Let’s rewrite that quickly:
Morning’s come too soon. Afternoons drag. By evening all you want to do is crawl back in bed. Your energy levels are low and it’s probably a combination of the foods you eat and the exercises (or lack of) you get.
It’s time to change that and focus on a few simple exercise you can do in just 15 minutes.
It’s still two paragraphs, but it’s condensed, tight, and to the point. You know what the writer is getting at within two sentences. You can connect on an emotional level and you didn’t have to wade through knee high swampy water to do so.
Now that you’ve seen a quick example of the difference between clear, short, and crisp content and rambling words, how do you develop the type of content that’s going to help you stand out from the competition?
Steps to Develop Potent Content
I’m going to stick true to my beliefs and tell you right here, right now to hire a pro. You have a lot to focus on with your business and the last thing you should be attempting to do is learn how to write effectively.
However, I’m assuming you’re going to be fixated on trying to save money because you do know how to write sentences. In reality, though, writing clear, concise, and crisp sentences takes years to develop. Hundreds of thousands and even millions of words to master.
But if you insist in diving into this world yourself, I will give you some tips, but you’re putting your business endeavor at risk. It’s just not worth it, if you ask me.
Tip 1: Think about the main goal of your writing.
If you’re selling a service and want to write a post about the 3 things you must do in order to make this service most efficient, then get to those points as quickly as possible. If you ramble on for 200 or 300 words before you even mention the 3 things, make sure what you’re talking about is important to your reader. If not, you’ll lose them before they even get to the meat of the post.
Tip 2: Stay positive.
This subtle piece of advice is so important and too commonly overlooked. Instead of saying things like, ‘Don’t do this’ or ‘Avoid doing that,’ cut those out. Focus on what they should do. If the title of your post is ‘5 Ways to Avoid Heartache …’ then you will have negativity throughout with a positive end goal.
However, focusing on negative traits and characteristics sets a negative mindset within your reader. That should be avoided whenever possible.
Tip 3: Cut out adjectives and adverbs.
You’re going to find these little pesky devils in almost every sentence, but the goal should be to eliminate them at every possible turn (I used several of each in this sentence alone).
How to you eliminate adverbs? Just cut them out. Every, very, happily … they’re no necessary. Focus on stronger verbs instead.
He happily met the woman at the store …
He bounced with each step as he headed to the store to meet the woman.
It’s a longer sentence, but it’s tighter and better.
As for adjectives, if something is bright, cunning, sharp, etc. you can do well to express that through your verbs.
The sharp knife slices through the meat easily.
Instead, try this:

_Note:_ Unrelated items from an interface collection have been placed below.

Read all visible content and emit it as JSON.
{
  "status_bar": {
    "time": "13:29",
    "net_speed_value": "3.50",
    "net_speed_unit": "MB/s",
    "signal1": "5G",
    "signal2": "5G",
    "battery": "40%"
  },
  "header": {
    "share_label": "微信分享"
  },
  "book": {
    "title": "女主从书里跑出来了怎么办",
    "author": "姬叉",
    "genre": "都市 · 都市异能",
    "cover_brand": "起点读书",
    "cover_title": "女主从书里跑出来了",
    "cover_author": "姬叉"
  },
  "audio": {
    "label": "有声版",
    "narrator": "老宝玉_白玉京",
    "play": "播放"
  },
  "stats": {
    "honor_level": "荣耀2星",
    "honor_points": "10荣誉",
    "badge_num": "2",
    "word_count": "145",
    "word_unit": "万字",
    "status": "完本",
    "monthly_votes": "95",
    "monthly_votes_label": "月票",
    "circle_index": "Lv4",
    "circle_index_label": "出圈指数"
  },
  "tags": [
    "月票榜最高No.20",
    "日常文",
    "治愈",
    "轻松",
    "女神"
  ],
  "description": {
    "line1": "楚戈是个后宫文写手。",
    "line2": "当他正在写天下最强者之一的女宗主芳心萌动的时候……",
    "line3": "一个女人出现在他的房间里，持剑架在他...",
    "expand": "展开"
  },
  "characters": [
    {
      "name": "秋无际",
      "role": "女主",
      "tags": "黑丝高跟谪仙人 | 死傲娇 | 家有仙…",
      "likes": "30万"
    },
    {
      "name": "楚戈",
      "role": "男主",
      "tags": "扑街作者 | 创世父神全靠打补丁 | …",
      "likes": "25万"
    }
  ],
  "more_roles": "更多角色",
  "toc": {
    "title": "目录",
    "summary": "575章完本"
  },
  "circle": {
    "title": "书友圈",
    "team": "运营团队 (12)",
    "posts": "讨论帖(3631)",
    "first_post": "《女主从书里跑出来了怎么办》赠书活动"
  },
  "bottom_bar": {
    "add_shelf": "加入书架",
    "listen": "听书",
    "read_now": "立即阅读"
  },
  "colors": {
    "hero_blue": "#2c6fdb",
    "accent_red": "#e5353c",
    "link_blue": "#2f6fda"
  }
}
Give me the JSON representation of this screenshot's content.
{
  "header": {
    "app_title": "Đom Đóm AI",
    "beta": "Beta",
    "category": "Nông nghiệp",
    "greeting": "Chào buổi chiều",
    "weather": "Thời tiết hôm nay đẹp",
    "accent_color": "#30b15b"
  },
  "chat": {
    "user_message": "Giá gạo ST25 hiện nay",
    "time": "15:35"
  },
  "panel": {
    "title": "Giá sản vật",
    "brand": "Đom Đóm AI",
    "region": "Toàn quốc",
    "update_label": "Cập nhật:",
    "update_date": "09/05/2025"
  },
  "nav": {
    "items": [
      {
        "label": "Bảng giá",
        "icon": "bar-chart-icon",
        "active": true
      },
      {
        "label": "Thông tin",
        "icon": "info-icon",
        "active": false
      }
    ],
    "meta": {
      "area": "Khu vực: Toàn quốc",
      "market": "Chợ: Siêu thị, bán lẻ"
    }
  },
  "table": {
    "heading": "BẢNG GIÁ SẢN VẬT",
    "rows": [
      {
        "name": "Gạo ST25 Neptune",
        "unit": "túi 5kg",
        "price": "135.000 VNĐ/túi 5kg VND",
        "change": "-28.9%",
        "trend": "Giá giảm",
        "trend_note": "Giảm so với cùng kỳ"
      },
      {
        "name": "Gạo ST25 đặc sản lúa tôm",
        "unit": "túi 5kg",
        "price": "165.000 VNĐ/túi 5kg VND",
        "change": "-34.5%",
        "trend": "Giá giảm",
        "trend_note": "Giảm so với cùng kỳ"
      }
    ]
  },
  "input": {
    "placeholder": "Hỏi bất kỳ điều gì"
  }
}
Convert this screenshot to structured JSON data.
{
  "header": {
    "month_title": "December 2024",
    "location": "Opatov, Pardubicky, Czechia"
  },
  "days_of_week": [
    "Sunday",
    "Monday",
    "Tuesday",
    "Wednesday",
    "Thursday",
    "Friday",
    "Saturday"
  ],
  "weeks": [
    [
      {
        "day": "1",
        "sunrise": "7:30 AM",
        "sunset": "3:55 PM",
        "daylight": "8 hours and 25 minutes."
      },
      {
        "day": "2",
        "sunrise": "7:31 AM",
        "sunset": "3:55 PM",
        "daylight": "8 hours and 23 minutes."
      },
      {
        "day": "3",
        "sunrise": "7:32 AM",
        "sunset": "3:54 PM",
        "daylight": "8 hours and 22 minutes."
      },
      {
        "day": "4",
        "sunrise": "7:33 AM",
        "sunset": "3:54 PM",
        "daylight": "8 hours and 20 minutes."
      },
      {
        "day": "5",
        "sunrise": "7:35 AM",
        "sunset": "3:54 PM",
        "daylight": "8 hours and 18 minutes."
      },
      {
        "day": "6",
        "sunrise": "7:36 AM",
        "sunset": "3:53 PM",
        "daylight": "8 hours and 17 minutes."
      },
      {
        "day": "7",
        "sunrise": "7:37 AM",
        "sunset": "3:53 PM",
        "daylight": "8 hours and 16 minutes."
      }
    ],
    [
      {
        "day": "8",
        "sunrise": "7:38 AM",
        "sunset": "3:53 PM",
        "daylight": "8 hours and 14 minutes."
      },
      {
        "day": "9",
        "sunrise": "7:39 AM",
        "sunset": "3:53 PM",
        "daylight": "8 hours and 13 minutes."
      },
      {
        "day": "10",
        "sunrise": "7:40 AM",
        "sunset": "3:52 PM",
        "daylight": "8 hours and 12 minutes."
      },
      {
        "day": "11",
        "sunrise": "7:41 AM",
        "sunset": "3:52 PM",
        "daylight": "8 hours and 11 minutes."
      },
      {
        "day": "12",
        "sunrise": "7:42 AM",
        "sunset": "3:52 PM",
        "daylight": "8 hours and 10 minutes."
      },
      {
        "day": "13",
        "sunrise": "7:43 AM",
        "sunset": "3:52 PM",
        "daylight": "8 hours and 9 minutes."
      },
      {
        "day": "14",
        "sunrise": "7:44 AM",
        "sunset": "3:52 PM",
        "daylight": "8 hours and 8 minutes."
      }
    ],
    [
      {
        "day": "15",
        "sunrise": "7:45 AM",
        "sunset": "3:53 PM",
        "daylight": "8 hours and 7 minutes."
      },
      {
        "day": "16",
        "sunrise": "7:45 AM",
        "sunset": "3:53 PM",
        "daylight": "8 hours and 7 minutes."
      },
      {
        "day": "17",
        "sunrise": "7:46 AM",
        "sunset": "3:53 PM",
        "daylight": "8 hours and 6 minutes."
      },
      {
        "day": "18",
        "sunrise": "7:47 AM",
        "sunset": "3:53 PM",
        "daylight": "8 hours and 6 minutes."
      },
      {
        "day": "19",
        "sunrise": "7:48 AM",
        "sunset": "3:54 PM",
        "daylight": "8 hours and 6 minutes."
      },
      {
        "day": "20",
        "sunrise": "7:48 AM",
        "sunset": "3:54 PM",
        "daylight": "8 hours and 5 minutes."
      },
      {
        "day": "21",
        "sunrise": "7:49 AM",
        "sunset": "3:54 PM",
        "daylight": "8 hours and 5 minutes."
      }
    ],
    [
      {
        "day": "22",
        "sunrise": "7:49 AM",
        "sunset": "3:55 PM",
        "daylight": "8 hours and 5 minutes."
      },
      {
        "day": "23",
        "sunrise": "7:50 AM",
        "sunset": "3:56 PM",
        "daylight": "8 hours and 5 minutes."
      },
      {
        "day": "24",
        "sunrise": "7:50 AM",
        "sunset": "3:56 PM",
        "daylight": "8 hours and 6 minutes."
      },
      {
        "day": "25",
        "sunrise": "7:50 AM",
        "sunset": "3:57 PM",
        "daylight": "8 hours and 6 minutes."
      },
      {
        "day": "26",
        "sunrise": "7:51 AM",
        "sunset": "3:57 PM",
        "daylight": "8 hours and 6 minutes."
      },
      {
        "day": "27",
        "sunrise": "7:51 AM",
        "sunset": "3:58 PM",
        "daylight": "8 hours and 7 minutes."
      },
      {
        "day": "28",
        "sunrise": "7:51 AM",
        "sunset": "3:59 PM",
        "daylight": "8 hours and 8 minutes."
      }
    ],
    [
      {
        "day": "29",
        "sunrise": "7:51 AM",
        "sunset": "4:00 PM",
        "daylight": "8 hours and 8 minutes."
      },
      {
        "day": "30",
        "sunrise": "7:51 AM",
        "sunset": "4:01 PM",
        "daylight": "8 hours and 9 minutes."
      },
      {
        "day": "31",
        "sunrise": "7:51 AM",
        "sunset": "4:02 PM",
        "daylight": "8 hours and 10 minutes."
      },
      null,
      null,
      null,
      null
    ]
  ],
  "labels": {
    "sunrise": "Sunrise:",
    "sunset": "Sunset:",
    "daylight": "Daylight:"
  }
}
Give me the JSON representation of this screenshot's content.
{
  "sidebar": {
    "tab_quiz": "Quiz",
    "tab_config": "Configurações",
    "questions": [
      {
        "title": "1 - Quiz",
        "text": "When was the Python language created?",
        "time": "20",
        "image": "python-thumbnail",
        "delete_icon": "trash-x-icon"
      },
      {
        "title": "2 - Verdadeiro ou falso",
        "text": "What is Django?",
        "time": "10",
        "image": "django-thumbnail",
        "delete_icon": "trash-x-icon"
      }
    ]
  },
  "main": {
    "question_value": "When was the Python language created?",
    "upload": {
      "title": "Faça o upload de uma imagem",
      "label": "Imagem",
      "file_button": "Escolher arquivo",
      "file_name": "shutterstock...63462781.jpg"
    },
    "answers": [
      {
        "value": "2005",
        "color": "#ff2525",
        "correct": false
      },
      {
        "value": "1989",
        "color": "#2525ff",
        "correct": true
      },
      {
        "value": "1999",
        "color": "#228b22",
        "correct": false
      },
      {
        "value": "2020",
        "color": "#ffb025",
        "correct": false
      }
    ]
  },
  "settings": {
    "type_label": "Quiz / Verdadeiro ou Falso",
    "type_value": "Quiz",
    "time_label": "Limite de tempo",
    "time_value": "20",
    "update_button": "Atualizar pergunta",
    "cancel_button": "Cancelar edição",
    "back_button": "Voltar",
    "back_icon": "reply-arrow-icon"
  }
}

The knife slipped through the overcooked meat with ease.
Tip 4: Edit at least 3 times.
Every time you finish writing something, you should focus on editing it (cutting out words every time) at least 3 times. If you don’t do that, you’re going to miss some stuff that is unnecessary, overly wordy, or just plain old boring.
When you have the video on and you’re trying to keep up with the professionals all making it seem like this is the easiest exercise routine in the world, it can be frustrating, to say the least.
When you can’t keep up with the pros in the video, you’re more inclined to quit and that won’t help anyone’s fitness and health.
You’ll find yourself editing and even rewriting entire passages. When you do, you’ll know you’re getting closer to publishing content online that will maximize potential readership.
Tip 5: Always think ‘less is more.’
When it comes to writing, the fewer the words, the better it is for you and most importantly, your reader.